Conine hoping numbers bring major colleges calling

April 07, 1995|By Roch Eric Kubatko | Roch Eric Kubatko,Sun Staff Writer

Alicia Conine put up such impressive numbers last year as a freshman first baseman at Anne Arundel Community College that she was named a preseason All-American this spring.

Just one problem. How could she equal a season where she batted .500 and established school records for hits (50) and RBIs (42)? Would anything less suffice?

And was even more expected?

"I sat her down in my office before we got into our games this year and said, 'Look, Alicia, we've brought in some nice talent and I don't want you to feel like you have to put up the kind of statistics you did before. There are people who can carry the load," said coach Jim Hendricks.

"She felt much relieved after hearing that, and she's been relaxed."

The pressure is off, but her production hasn't been. Going into tomorrow's doubleheader with the University of Maryland, Conine is batting .594 (19-for-32) with three doubles, three triples, 21 RBIs and 11 runs scored. She has walked nine times and struck out once.

In the field, she has 85 putouts and 11 assists, and no errors.

It appears that Conine, a 1992 graduate of Severna Park High School, can do plenty for an encore.

"I don't feel like I have to live up to what I did last year," said Conine, who leads all Region XX hitters in average, hits and RBIs. "There are only three of us left who played last year, so there aren't many who even remember."

She made All-County twice during her four years on the varsity at Severna Park, including once as an outfielder. Wayne Mook replaced Paul Yannuzzi as coach before her junior season and moved her to center field.

"It was a rough couple of practices when he put me out there because it was the first time I had ever played the outfield," she said. "But my senior year, our first baseman got kicked off the team and I got my position back."

Conine attended Virginia Tech for one year and played on its club softball team before transferring to Anne Arundel, where she was given "a second chance" because the sport was taken more seriously.

She was a welcome addition, hitting four doubles, four triples and two home runs, and scoring 28 runs.

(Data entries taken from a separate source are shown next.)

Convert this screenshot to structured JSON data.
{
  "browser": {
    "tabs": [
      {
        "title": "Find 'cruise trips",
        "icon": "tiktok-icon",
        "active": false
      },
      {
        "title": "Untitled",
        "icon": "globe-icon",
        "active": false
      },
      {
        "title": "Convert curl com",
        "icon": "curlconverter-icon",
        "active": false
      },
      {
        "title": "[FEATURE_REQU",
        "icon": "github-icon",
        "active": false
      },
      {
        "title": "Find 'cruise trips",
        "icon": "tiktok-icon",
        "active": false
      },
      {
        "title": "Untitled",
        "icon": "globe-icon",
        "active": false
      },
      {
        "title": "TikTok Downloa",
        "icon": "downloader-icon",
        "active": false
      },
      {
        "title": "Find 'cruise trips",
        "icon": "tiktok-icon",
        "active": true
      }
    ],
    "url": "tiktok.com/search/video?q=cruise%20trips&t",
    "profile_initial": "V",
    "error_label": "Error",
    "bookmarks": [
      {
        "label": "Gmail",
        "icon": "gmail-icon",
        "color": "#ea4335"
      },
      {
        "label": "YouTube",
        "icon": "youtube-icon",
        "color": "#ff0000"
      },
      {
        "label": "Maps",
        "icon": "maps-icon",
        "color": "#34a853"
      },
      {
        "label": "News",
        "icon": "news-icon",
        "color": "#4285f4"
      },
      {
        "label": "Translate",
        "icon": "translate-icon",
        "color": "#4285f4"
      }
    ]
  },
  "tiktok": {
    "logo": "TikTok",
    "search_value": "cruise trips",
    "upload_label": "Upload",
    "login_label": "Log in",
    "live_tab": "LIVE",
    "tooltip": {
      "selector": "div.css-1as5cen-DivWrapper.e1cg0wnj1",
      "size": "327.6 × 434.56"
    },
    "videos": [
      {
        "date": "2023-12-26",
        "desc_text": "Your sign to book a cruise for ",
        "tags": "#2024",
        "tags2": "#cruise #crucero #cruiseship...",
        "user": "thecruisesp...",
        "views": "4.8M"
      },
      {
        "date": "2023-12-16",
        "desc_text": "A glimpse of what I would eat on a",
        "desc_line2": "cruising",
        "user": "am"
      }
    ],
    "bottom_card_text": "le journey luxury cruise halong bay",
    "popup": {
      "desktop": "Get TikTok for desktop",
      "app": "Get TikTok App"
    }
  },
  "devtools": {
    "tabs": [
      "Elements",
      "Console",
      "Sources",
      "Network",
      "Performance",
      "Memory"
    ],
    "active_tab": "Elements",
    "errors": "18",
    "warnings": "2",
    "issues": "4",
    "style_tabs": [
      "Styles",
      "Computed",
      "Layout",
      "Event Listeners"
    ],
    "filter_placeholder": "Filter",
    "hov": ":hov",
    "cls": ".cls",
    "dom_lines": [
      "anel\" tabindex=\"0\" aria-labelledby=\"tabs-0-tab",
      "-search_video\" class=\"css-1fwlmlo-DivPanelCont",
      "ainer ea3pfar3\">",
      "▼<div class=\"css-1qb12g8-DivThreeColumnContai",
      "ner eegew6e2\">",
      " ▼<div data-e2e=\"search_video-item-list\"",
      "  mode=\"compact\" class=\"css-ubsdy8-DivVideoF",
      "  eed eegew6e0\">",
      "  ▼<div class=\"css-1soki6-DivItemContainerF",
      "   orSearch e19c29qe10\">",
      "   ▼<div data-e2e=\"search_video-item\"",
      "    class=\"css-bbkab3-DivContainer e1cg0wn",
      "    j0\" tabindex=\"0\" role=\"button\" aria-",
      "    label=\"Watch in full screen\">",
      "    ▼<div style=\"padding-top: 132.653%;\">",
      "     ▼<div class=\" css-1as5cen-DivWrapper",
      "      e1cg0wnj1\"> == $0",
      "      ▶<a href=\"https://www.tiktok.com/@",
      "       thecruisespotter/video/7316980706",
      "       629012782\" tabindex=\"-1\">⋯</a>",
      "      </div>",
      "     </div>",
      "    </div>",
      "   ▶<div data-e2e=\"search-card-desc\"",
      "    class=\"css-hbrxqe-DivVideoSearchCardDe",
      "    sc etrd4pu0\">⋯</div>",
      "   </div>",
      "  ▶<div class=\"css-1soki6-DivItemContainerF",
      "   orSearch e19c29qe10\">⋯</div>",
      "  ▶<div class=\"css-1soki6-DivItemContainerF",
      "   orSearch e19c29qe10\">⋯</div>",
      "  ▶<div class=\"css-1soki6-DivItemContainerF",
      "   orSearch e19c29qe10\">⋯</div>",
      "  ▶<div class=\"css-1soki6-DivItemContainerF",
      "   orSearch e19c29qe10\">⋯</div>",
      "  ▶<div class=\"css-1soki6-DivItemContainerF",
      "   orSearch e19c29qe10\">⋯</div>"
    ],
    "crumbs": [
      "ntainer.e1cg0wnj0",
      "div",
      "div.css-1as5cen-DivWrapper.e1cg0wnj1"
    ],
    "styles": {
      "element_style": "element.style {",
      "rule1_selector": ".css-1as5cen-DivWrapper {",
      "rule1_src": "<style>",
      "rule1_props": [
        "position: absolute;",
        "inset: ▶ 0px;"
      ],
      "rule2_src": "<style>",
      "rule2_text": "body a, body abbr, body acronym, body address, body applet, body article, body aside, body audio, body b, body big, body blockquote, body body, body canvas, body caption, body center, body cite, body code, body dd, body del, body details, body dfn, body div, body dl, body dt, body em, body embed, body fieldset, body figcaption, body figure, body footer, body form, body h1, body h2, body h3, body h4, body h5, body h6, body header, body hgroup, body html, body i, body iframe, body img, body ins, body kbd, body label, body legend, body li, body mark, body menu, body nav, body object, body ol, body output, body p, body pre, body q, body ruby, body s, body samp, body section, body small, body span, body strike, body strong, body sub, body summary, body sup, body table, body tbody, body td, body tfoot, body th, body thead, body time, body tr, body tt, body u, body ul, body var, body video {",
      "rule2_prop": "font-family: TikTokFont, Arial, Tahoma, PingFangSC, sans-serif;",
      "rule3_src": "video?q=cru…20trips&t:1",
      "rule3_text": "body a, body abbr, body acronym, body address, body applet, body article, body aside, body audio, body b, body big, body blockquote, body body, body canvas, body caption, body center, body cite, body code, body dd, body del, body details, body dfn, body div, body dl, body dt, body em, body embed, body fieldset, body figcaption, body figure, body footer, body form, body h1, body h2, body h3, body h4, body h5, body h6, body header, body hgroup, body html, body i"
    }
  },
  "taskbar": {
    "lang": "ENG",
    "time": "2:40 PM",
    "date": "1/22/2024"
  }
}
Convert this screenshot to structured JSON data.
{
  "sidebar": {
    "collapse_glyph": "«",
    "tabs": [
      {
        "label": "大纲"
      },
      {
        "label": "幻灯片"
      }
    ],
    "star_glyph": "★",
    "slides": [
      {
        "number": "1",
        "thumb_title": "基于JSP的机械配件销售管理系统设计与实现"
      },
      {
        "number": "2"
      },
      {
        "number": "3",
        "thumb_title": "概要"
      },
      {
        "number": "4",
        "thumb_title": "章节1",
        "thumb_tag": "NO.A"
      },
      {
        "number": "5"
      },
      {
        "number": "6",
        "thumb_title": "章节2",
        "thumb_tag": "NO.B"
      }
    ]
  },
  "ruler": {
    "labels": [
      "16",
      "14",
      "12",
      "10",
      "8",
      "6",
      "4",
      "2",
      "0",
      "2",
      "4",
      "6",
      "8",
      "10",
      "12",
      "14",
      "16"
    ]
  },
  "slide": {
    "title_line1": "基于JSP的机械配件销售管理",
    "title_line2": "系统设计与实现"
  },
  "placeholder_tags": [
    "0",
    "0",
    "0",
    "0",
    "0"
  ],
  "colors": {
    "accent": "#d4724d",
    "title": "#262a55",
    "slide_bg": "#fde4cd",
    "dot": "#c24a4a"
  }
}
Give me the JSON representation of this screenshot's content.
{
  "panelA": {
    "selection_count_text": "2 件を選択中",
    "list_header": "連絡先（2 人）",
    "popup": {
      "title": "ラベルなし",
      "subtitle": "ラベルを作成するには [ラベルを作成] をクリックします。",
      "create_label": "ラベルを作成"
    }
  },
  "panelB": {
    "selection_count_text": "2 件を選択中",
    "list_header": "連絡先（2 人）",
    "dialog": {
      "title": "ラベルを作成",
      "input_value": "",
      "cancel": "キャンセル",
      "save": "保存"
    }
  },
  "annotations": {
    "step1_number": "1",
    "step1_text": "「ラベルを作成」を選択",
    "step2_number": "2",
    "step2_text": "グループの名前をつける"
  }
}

She also led Anne Arundel to its second consecutive Maryland JuCo championship and berth in the Region XX final. Fourteen of her 50 hits, and nine of her 42 RBIs, came during the region tournament.

"She's as complete a ballplayer as you can get," Hendricks said. "She's aggressive, she can be physical, and she just knows the game mentally."

Mook said, "She's always possessed good hitting skills. She hits with power and to all fields."

If only she was attracting more attention from coaches at four-year schools. So far, despite her excellent credentials and Anne Arundel's resurgence as a JuCo power -- it is 14-0 and has upset the Nos. 9 and 18 teams in the nation -- not much interest has been shown.

"She's a little disappointed that some people haven't approached her about coming to their school," said Hendricks, who has contracted numerous universities, including Baylor and North Carolina, and hopes Saturday's games with Maryland will lead to an offer. "I think she's out to say, 'Hey, I'm a good ballplayer and I'm going to show you.' "

Said Conine, who had a 3.9 GPA last spring: "I'm not basing everything on softball. I do want to get a four-year degree and get my masters in exercise physiology, and it would be nice if softball would get me through school, but I'm not going to base my whole future on it."

She wanted to transfer to Towson State University after last season, but the Tigers signed another Severna Park graduate, Jen Spampinato, who also is a left-handed hitting first baseman.

She later had decided to leave for the University of Texas, until Hendricks informed her during the summer that, under NCAA rules, she had to first attain her associates degree before she could play at the Division I level because she had attended Virginia Tech.

"Jimmy said it might work out even better if I stay here another year because I might get a little more recognition," Conine said.

"I'd really like to go south, where it's warm."

For now, Anne Arundel has the hottest player in the region.

Baltimore Sun Articles
|
|
|
Please note the green-lined linked article text has been applied commercially without any involvement from our newsroom editors, reporters or any other editorial staff.